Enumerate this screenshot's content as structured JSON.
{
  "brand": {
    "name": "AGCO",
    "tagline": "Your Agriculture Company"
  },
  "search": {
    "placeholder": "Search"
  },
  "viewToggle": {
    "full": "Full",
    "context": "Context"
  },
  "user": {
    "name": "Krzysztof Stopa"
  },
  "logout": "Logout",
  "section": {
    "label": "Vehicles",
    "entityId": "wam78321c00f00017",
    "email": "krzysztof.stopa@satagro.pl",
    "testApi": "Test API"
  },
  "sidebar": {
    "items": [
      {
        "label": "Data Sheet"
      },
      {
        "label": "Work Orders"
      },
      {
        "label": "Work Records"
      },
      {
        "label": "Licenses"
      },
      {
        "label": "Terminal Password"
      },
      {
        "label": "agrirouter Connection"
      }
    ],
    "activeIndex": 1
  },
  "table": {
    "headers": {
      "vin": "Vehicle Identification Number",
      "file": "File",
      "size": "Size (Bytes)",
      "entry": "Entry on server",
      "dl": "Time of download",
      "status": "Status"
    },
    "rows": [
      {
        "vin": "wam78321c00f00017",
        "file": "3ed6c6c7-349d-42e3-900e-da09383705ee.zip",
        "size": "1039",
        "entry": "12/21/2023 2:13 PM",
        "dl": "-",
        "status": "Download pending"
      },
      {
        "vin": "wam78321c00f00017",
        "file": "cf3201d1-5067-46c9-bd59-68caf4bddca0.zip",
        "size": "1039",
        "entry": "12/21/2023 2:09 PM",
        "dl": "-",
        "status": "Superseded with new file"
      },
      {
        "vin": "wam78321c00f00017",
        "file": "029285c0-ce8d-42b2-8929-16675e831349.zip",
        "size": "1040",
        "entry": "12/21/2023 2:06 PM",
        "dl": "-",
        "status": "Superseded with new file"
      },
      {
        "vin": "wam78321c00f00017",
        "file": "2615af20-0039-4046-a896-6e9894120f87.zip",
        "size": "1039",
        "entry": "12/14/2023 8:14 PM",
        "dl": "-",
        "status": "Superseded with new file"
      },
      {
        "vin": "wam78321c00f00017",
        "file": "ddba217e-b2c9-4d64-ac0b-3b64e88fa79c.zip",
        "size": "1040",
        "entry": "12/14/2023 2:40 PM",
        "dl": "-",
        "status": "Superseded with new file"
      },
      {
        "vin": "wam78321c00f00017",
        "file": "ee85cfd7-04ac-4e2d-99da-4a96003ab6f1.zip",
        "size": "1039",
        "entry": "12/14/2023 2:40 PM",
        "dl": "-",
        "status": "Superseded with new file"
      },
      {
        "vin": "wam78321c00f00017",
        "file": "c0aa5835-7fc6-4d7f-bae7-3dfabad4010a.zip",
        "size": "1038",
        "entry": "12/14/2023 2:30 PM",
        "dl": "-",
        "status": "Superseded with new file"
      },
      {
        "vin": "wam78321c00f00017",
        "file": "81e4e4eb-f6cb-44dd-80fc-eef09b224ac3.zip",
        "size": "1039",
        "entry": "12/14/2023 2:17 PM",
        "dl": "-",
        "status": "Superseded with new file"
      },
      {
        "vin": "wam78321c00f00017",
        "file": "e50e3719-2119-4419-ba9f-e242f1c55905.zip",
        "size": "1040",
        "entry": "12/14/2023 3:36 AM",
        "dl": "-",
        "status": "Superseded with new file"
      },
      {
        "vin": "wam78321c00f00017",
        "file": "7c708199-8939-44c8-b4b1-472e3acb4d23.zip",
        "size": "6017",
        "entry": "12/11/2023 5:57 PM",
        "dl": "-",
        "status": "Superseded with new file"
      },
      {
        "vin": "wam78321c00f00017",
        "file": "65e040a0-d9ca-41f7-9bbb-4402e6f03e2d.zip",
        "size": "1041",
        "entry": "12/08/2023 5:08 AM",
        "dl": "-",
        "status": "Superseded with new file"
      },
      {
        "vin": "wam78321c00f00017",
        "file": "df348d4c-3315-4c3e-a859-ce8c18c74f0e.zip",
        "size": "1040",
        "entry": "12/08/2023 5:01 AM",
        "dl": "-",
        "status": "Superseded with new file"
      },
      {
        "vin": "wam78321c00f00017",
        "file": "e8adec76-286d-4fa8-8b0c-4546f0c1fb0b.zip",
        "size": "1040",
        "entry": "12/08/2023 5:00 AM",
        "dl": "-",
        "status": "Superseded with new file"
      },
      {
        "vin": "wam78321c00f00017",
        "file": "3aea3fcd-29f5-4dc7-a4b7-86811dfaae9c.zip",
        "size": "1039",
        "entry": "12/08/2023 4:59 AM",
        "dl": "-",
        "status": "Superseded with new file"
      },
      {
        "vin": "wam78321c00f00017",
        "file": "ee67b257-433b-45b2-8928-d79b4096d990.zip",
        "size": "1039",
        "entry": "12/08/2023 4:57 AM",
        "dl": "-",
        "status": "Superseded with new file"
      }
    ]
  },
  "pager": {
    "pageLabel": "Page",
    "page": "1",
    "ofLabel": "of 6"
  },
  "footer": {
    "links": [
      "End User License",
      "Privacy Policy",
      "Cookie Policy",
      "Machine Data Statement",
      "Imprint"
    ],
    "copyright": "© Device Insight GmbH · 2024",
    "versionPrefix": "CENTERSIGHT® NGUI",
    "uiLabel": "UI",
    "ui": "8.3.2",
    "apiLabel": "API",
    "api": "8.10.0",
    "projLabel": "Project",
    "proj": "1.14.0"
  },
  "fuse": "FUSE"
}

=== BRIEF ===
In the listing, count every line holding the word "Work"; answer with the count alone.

=== RESPONSE TO THE EXERCISE ===
2